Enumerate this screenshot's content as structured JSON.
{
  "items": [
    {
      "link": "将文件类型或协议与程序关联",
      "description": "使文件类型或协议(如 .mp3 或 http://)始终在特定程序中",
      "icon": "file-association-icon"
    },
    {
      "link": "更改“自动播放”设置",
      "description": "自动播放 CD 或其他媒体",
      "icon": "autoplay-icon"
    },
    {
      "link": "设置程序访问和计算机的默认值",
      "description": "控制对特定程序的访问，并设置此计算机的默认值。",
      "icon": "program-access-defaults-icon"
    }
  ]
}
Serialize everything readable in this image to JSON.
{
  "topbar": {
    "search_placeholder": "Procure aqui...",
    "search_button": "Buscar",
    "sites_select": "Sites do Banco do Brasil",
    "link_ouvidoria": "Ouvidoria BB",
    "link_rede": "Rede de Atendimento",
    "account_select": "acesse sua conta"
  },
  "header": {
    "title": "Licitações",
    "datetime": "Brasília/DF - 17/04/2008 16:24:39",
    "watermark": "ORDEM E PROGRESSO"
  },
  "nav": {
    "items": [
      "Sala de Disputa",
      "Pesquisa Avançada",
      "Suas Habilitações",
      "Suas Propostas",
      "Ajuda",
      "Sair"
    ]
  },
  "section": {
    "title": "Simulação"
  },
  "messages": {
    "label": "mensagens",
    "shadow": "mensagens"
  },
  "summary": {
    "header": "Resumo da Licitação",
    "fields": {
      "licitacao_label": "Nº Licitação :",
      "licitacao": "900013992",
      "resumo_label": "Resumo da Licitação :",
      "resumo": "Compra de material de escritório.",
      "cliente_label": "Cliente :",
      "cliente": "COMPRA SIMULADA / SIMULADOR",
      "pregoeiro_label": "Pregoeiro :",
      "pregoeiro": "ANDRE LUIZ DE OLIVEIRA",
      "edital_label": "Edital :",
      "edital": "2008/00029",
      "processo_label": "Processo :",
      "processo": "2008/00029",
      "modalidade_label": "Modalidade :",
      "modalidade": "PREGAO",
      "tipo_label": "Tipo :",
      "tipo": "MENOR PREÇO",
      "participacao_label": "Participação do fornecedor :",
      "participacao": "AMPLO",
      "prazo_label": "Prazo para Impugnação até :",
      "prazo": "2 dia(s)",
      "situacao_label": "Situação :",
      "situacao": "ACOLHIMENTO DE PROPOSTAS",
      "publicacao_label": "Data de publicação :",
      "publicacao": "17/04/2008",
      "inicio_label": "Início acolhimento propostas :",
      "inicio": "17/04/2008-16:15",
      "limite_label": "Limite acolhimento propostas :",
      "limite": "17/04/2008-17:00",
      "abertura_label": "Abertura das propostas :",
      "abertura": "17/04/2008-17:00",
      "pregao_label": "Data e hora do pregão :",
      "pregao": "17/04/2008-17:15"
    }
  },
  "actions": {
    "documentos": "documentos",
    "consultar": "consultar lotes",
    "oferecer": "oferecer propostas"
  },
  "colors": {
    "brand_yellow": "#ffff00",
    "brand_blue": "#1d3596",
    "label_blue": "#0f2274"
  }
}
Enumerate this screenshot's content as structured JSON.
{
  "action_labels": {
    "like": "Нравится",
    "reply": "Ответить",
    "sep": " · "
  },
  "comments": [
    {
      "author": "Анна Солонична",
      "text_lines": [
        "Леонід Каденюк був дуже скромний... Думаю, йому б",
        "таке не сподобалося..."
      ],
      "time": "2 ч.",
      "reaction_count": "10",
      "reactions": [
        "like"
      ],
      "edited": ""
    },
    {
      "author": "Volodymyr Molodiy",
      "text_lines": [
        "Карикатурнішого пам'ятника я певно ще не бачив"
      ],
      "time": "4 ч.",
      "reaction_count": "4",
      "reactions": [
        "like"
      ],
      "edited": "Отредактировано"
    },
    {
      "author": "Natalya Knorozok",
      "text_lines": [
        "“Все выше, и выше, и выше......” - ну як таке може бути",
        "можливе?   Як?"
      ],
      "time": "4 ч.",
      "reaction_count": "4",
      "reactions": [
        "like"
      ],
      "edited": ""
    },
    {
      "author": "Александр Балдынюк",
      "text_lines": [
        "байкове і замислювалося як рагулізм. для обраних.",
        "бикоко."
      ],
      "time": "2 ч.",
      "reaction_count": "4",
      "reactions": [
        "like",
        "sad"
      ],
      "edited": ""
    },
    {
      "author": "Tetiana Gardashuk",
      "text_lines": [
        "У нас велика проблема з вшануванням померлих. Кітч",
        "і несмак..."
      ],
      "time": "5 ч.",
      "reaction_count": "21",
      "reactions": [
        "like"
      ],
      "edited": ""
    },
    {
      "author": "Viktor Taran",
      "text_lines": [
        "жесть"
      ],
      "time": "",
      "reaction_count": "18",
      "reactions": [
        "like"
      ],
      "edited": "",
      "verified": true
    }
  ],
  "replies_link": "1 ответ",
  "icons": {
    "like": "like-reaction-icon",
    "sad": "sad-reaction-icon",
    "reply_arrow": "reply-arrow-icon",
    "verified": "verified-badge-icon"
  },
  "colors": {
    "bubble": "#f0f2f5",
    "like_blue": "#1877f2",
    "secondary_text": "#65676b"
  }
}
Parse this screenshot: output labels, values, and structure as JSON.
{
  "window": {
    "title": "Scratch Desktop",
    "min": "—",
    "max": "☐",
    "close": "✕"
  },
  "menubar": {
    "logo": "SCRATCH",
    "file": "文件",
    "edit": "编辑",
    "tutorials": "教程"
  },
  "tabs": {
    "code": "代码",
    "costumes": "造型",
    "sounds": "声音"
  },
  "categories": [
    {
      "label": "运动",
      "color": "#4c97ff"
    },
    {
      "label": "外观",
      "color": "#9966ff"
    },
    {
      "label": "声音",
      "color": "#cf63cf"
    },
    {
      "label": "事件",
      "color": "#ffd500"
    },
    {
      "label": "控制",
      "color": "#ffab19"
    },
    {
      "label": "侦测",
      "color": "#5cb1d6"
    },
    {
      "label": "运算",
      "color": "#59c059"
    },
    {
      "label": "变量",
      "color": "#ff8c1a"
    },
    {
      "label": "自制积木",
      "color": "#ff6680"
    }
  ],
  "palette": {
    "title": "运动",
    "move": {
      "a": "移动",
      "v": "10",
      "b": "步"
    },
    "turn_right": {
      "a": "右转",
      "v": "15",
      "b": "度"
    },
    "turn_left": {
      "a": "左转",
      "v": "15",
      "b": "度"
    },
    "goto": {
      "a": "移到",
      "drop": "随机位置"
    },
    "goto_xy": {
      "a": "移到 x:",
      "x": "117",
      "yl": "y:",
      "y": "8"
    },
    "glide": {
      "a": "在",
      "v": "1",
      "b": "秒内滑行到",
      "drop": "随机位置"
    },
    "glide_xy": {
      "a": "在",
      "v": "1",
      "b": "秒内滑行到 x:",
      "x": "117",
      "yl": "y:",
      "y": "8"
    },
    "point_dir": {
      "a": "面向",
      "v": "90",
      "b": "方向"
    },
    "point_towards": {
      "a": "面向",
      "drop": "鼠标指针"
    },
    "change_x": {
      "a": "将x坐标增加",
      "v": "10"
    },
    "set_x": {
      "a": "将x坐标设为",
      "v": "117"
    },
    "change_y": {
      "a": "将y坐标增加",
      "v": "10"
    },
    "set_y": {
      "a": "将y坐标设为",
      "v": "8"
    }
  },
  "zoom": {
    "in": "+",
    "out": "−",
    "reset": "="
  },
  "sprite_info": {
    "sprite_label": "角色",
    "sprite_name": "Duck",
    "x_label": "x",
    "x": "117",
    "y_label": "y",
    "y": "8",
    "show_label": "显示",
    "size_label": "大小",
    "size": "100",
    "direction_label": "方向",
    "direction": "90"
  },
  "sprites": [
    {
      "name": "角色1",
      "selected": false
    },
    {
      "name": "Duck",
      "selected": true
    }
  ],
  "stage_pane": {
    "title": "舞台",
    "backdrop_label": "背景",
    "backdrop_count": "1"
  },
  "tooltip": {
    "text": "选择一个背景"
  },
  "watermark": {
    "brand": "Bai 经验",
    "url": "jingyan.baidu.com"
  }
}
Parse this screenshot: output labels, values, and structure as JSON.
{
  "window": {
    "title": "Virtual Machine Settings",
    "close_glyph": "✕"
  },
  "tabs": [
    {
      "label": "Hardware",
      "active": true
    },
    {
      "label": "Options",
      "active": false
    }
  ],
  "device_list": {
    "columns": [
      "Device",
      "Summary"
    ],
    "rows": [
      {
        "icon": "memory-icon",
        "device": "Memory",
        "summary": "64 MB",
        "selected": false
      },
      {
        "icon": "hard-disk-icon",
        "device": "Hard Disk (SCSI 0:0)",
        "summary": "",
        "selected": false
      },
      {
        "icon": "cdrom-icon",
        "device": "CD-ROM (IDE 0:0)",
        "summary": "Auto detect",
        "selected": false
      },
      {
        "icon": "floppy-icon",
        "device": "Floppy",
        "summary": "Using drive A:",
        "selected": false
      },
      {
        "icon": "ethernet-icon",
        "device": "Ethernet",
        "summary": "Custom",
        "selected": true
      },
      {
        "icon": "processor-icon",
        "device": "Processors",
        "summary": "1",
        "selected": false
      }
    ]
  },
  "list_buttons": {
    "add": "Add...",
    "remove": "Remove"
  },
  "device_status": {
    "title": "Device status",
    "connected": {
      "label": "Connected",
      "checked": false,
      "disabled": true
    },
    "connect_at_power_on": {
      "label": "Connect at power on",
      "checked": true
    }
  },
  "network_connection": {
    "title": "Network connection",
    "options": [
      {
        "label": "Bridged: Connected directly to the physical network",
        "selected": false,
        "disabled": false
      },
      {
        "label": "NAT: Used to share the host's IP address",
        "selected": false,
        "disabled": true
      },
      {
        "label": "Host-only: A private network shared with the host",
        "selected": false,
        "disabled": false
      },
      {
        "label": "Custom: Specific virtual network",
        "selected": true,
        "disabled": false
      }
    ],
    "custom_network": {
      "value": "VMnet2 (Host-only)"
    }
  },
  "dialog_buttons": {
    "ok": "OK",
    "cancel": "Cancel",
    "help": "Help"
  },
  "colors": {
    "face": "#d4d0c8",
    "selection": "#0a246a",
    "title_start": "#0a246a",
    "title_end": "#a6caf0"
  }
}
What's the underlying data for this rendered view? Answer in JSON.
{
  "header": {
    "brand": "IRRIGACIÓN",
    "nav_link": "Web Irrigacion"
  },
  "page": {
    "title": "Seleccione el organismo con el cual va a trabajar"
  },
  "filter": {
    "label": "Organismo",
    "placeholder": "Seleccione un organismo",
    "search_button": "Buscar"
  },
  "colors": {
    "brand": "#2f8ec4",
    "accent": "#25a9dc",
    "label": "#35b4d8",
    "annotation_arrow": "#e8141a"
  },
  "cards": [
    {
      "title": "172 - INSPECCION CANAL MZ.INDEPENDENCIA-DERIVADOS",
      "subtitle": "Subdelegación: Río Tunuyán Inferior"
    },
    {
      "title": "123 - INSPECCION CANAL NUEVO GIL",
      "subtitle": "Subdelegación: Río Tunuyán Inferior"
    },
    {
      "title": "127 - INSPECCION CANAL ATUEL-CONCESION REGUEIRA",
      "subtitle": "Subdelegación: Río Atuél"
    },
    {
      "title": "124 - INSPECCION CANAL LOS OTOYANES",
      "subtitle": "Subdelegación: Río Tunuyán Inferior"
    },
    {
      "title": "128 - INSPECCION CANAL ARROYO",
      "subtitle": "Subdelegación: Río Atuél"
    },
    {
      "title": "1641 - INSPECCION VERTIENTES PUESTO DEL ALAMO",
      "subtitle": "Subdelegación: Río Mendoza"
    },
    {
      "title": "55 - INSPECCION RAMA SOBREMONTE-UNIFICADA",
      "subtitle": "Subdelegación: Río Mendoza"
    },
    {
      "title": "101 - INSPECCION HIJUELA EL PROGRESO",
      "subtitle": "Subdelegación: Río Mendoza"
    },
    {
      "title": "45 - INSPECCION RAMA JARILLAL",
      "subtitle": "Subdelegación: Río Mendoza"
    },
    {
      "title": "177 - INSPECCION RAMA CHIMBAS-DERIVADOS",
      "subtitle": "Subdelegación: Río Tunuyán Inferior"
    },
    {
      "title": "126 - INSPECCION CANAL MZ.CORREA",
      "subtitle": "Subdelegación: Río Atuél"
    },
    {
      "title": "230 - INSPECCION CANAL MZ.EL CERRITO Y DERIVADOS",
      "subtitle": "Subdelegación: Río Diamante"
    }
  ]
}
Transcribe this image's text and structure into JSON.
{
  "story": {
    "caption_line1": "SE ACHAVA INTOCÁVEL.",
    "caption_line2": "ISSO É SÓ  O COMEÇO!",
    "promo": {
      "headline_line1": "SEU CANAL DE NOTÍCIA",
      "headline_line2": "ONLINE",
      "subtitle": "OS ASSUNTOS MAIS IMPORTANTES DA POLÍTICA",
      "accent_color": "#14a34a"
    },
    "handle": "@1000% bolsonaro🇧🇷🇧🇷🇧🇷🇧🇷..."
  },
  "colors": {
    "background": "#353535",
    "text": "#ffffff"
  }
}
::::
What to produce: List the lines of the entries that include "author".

Solution for this task:
      "author": "Анна Солонична",
      "author": "Volodymyr Molodiy",
      "author": "Natalya Knorozok",
      "author": "Александр Балдынюк",
      "author": "Tetiana Gardashuk",
      "author": "Viktor Taran",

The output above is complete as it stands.